Element data from apps and pages:
Content starts
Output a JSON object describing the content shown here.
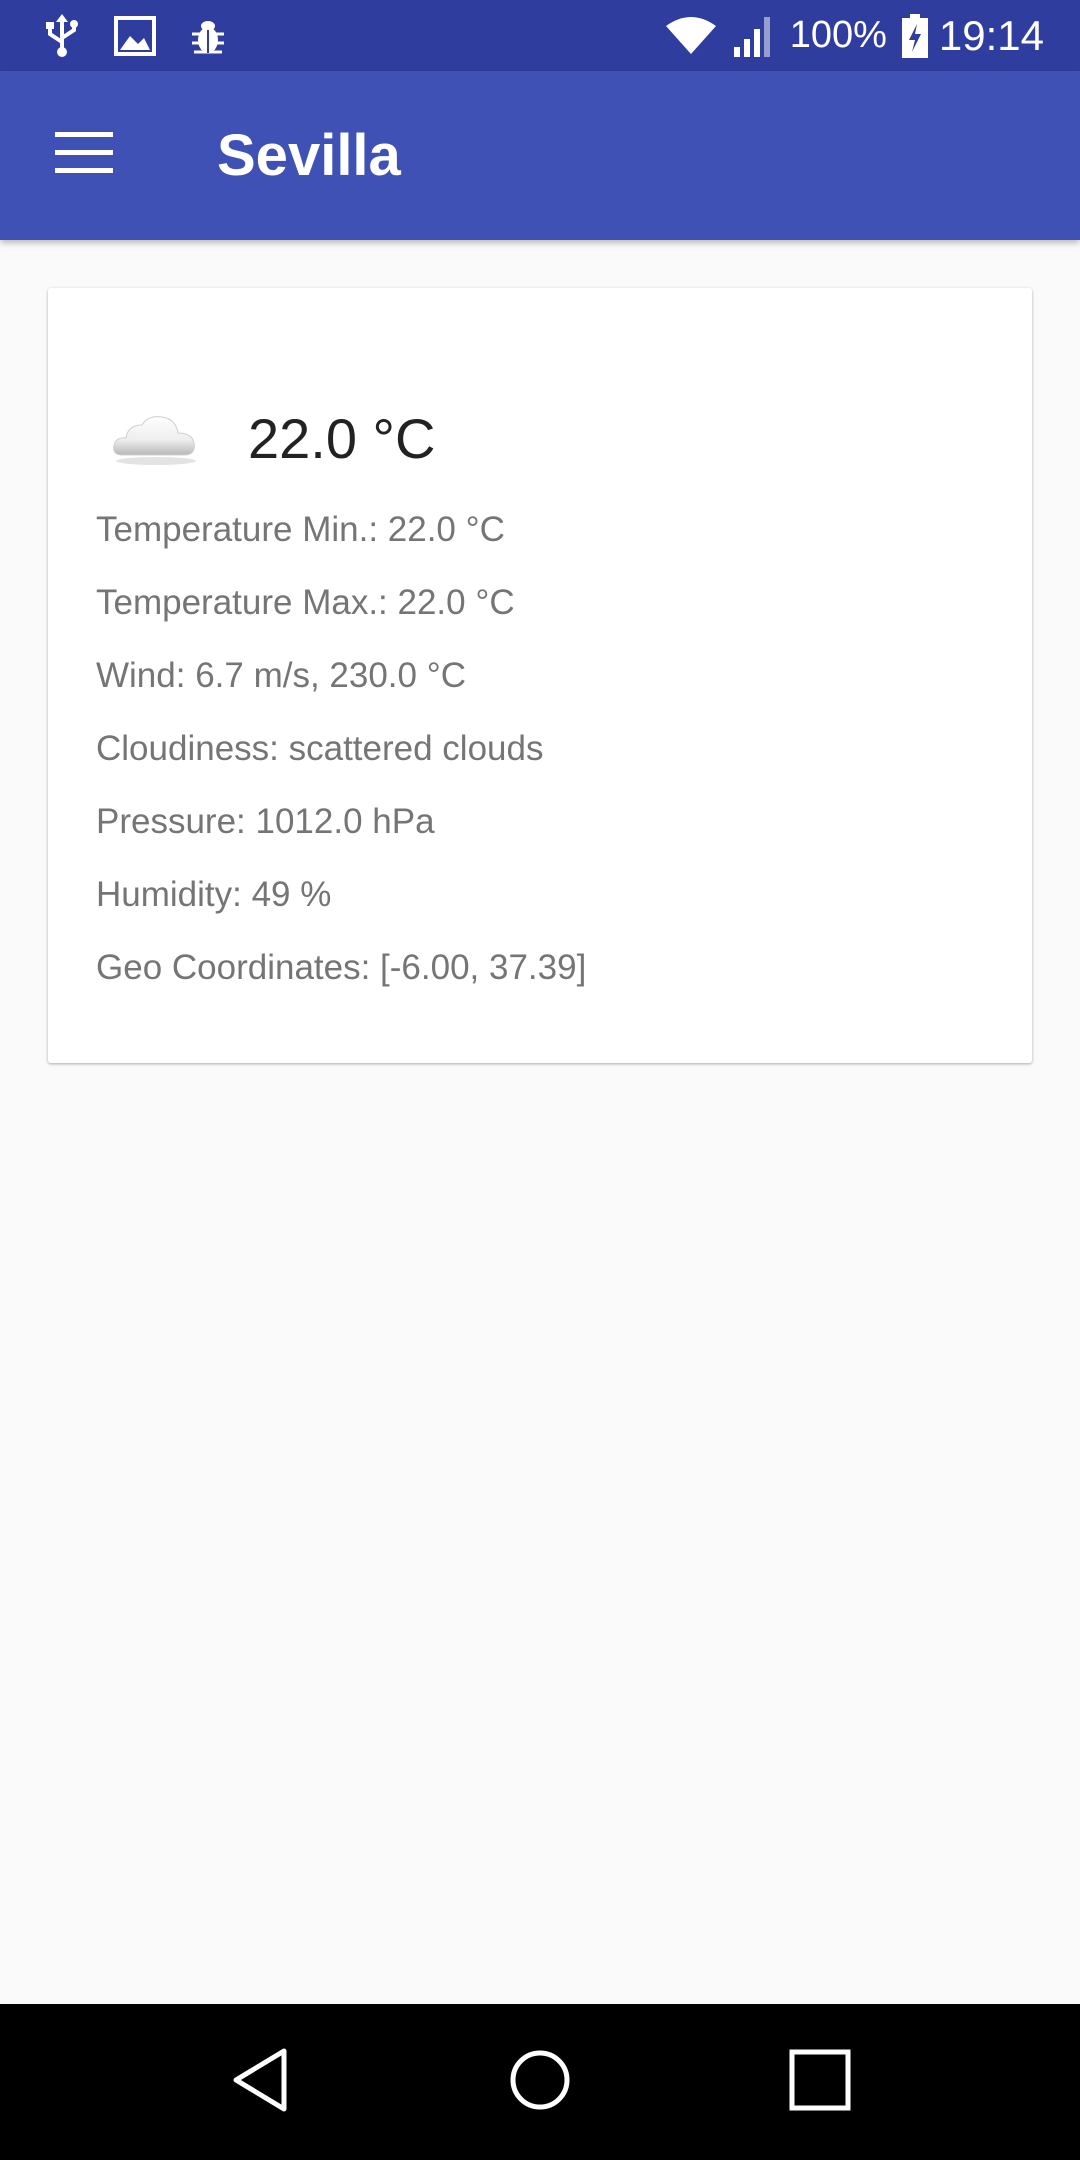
{
  "status_bar": {
    "left_icons": [
      "usb-icon",
      "image-icon",
      "bug-icon"
    ],
    "battery_percent": "100%",
    "time": "19:14",
    "colors": {
      "background": "#2f3e9e"
    }
  },
  "app_bar": {
    "title": "Sevilla",
    "menu_icon": "hamburger-menu-icon",
    "colors": {
      "background": "#3f51b5",
      "text": "#ffffff"
    }
  },
  "weather_card": {
    "icon": "cloud-icon",
    "temperature": "22.0 °C",
    "details": {
      "temp_min": "Temperature Min.: 22.0 °C",
      "temp_max": "Temperature Max.: 22.0 °C",
      "wind": "Wind: 6.7 m/s, 230.0 °C",
      "cloudiness": "Cloudiness: scattered clouds",
      "pressure": "Pressure: 1012.0 hPa",
      "humidity": "Humidity: 49 %",
      "geo": "Geo Coordinates: [-6.00, 37.39]"
    }
  },
  "nav_bar": {
    "buttons": [
      "back-icon",
      "home-icon",
      "recents-icon"
    ]
  }
}
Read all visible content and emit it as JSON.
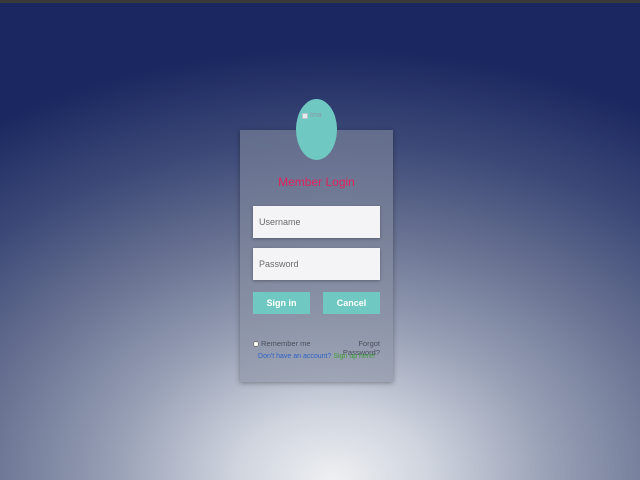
{
  "login": {
    "avatar_alt": "Ima",
    "title": "Member Login",
    "username_placeholder": "Username",
    "password_placeholder": "Password",
    "signin_label": "Sign in",
    "cancel_label": "Cancel",
    "remember_label": "Remember me",
    "remember_checked": false,
    "forgot_label": "Forgot Password?",
    "signup_question": "Don't have an account?",
    "signup_link": "Sign up here!"
  },
  "colors": {
    "accent": "#6fc8c1",
    "title": "#e0245e",
    "signup_question": "#2d63c8",
    "signup_link": "#3f9c3a"
  }
}
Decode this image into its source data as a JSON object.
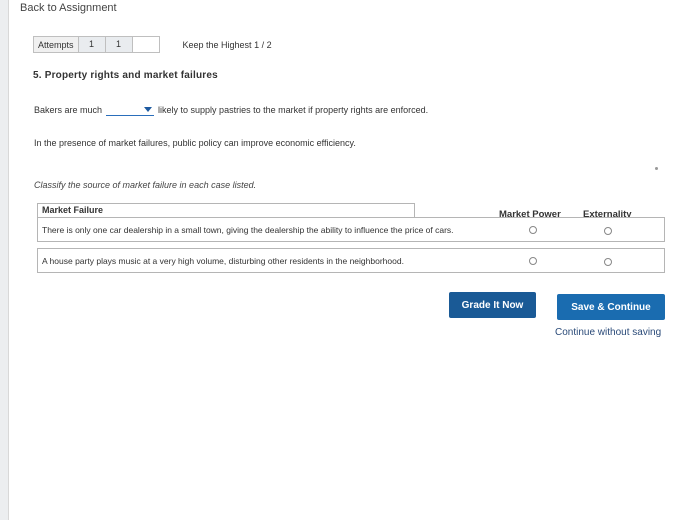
{
  "nav": {
    "back_label": "Back to Assignment"
  },
  "attempts": {
    "label": "Attempts",
    "boxes": [
      "1",
      "1",
      ""
    ],
    "keep_label": "Keep the Highest 1 / 2"
  },
  "question": {
    "title": "5. Property rights and market failures",
    "sentence_before": "Bakers are much",
    "dropdown_value": "",
    "sentence_after": "likely to supply pastries to the market if property rights are enforced.",
    "policy_text": "In the presence of market failures, public policy can improve economic efficiency.",
    "instruction": "Classify the source of market failure in each case listed."
  },
  "table": {
    "header": "Market Failure",
    "columns": [
      "Market Power",
      "Externality"
    ],
    "rows": [
      {
        "text": "There is only one car dealership in a small town, giving the dealership the ability to influence the price of cars.",
        "selected": null
      },
      {
        "text": "A house party plays music at a very high volume, disturbing other residents in the neighborhood.",
        "selected": null
      }
    ]
  },
  "actions": {
    "grade_label": "Grade It Now",
    "save_label": "Save & Continue",
    "continue_label": "Continue without saving"
  },
  "colors": {
    "primary": "#1a6cb0",
    "grade": "#1a5a96",
    "dropdown": "#2a6ebb"
  }
}
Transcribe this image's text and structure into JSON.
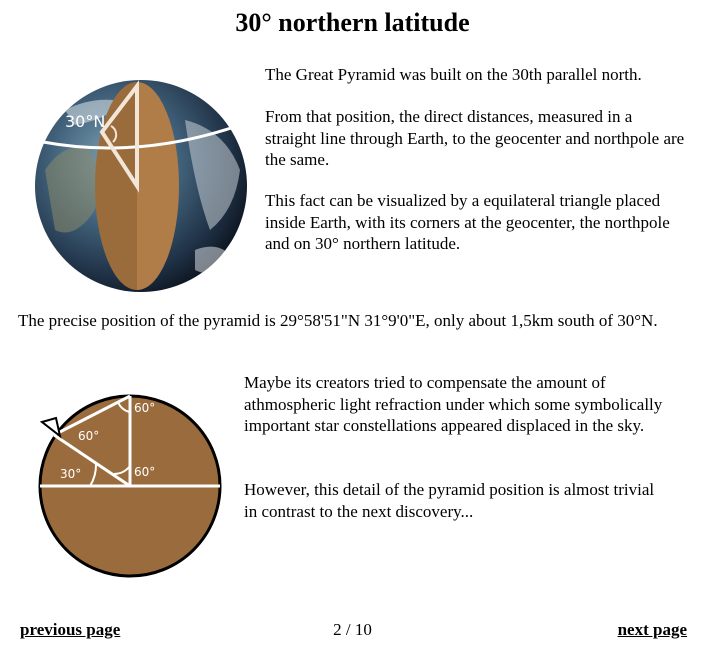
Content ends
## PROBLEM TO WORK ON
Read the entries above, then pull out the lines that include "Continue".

## FINISHED TASK
    "save_label": "Save & Continue",
    "continue_label": "Continue without saving"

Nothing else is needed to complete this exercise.